__Exercise prompt__
Only the number is needed: how many lines of the records include "order"?

__Record excerpts__
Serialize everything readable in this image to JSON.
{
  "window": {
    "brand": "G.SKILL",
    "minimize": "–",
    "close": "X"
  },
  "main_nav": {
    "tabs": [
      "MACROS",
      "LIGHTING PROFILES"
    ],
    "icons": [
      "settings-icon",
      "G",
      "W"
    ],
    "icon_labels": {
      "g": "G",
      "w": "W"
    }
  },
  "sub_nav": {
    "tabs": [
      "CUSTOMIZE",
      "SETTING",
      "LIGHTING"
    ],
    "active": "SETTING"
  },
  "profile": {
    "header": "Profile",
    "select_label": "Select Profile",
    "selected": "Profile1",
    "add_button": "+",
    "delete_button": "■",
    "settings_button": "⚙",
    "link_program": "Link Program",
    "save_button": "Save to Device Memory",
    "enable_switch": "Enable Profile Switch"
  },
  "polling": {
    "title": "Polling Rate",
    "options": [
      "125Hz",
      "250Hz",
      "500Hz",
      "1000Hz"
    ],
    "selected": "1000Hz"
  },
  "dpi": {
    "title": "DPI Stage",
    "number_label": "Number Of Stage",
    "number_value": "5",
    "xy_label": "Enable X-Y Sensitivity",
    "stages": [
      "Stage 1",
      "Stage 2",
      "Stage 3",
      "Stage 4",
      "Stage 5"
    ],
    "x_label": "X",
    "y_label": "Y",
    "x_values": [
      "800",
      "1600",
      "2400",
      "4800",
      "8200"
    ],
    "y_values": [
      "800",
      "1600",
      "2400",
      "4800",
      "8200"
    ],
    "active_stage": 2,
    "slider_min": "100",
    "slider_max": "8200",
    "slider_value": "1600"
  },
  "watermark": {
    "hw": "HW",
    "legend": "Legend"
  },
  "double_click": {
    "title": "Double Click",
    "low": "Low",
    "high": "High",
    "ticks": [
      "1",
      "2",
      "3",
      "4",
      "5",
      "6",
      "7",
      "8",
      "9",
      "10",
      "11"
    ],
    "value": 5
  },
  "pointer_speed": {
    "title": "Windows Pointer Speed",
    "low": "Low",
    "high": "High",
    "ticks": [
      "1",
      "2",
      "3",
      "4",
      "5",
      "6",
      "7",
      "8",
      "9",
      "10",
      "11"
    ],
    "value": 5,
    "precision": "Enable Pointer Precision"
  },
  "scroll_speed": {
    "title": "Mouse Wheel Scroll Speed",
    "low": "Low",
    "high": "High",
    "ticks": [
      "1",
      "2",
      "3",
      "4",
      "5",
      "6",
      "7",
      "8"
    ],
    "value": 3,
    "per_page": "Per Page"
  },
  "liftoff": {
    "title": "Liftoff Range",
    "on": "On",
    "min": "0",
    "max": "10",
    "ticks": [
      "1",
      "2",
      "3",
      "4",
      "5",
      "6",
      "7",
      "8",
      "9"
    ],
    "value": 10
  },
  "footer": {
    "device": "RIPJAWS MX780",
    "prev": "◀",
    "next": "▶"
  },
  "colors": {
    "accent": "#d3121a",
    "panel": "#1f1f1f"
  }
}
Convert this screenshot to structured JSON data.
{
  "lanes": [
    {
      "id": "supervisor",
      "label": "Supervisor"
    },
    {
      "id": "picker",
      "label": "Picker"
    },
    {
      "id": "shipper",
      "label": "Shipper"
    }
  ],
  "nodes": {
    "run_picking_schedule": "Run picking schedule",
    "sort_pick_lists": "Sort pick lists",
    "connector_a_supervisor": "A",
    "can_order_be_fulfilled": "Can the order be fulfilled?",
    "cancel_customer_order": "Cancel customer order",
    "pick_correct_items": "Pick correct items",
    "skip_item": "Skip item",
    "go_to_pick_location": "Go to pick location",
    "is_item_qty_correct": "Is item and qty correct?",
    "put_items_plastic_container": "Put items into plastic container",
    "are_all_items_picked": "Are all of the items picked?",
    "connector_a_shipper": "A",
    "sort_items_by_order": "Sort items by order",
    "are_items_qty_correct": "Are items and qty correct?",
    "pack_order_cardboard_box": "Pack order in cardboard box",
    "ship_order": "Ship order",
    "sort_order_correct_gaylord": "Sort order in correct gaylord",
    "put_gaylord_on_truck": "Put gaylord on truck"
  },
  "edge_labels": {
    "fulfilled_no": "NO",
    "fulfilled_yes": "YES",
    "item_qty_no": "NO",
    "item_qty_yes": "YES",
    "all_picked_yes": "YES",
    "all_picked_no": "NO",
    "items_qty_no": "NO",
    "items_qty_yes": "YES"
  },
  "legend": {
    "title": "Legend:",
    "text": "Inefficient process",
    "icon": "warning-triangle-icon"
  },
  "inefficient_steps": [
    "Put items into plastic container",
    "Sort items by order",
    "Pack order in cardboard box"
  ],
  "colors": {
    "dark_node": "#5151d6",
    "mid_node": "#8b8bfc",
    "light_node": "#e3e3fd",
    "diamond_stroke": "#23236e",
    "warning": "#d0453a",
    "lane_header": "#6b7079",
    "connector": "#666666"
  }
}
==
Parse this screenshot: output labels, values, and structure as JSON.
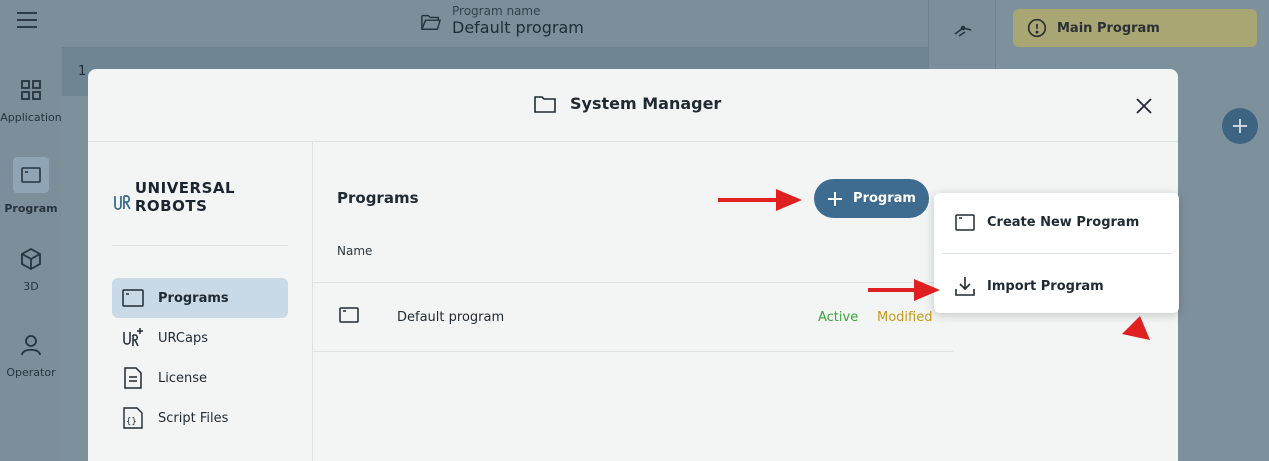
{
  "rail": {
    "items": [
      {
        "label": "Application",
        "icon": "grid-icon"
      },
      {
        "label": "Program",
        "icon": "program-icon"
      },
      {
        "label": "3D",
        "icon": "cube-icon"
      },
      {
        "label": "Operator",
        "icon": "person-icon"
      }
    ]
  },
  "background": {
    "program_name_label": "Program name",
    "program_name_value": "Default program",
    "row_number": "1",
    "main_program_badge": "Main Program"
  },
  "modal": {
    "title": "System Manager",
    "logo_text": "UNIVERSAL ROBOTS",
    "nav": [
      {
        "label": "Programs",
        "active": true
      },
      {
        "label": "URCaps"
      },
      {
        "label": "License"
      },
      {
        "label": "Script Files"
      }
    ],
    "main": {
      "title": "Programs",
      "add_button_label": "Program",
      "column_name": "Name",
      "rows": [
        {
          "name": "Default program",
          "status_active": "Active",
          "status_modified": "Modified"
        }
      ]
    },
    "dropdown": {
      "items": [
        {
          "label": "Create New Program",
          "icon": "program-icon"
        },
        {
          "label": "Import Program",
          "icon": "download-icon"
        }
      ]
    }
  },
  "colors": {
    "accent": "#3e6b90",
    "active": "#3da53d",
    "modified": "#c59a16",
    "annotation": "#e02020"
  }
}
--
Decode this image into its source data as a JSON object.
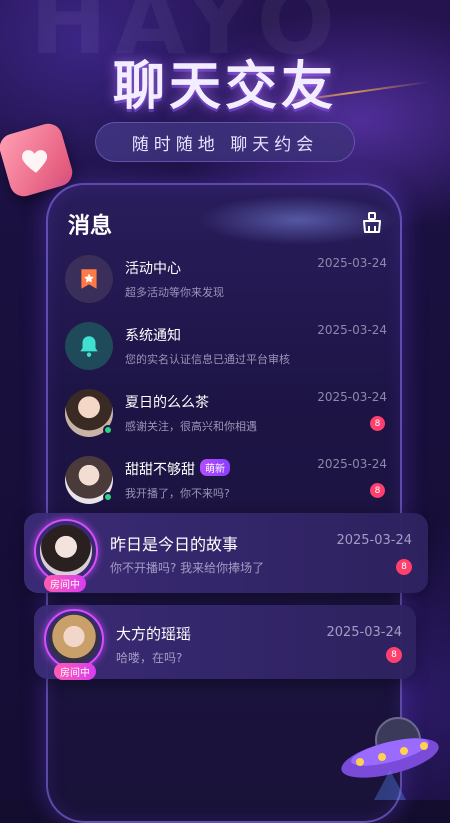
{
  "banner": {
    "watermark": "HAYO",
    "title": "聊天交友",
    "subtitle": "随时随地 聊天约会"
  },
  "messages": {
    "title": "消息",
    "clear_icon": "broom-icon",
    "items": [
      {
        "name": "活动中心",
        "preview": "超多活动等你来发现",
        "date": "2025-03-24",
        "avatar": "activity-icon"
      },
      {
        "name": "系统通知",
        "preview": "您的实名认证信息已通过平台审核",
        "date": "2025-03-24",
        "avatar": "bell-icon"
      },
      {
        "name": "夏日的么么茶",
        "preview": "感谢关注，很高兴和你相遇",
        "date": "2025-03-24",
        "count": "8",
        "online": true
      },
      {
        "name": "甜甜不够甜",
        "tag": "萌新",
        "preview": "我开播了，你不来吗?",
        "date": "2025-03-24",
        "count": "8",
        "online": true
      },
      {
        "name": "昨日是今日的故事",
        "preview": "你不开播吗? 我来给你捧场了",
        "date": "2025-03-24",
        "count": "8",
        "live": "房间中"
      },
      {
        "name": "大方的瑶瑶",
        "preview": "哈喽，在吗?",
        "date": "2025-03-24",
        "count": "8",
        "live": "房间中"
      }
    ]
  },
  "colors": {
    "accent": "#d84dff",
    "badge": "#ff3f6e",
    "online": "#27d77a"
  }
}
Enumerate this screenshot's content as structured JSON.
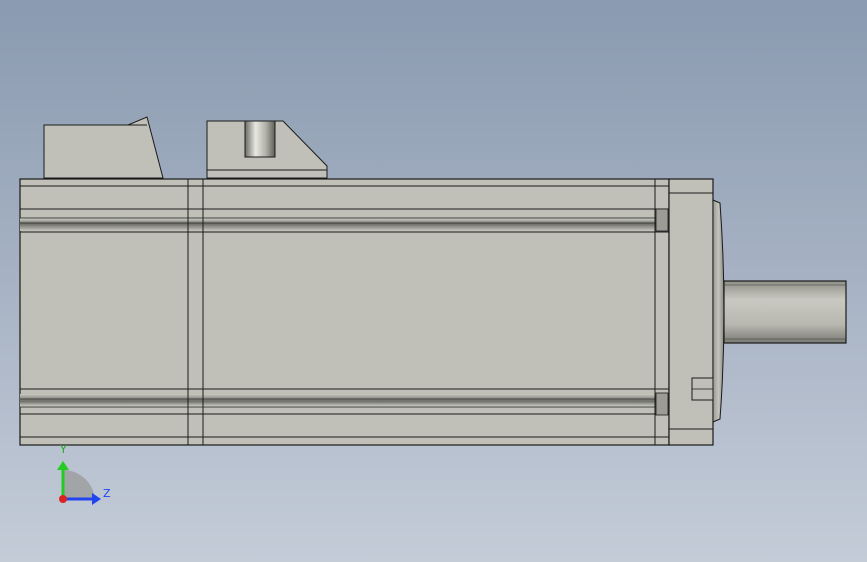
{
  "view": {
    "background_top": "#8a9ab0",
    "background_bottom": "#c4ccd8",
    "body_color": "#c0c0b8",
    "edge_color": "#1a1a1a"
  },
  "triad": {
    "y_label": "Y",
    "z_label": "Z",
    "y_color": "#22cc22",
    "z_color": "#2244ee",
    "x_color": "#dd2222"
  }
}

__Solved exercise__
8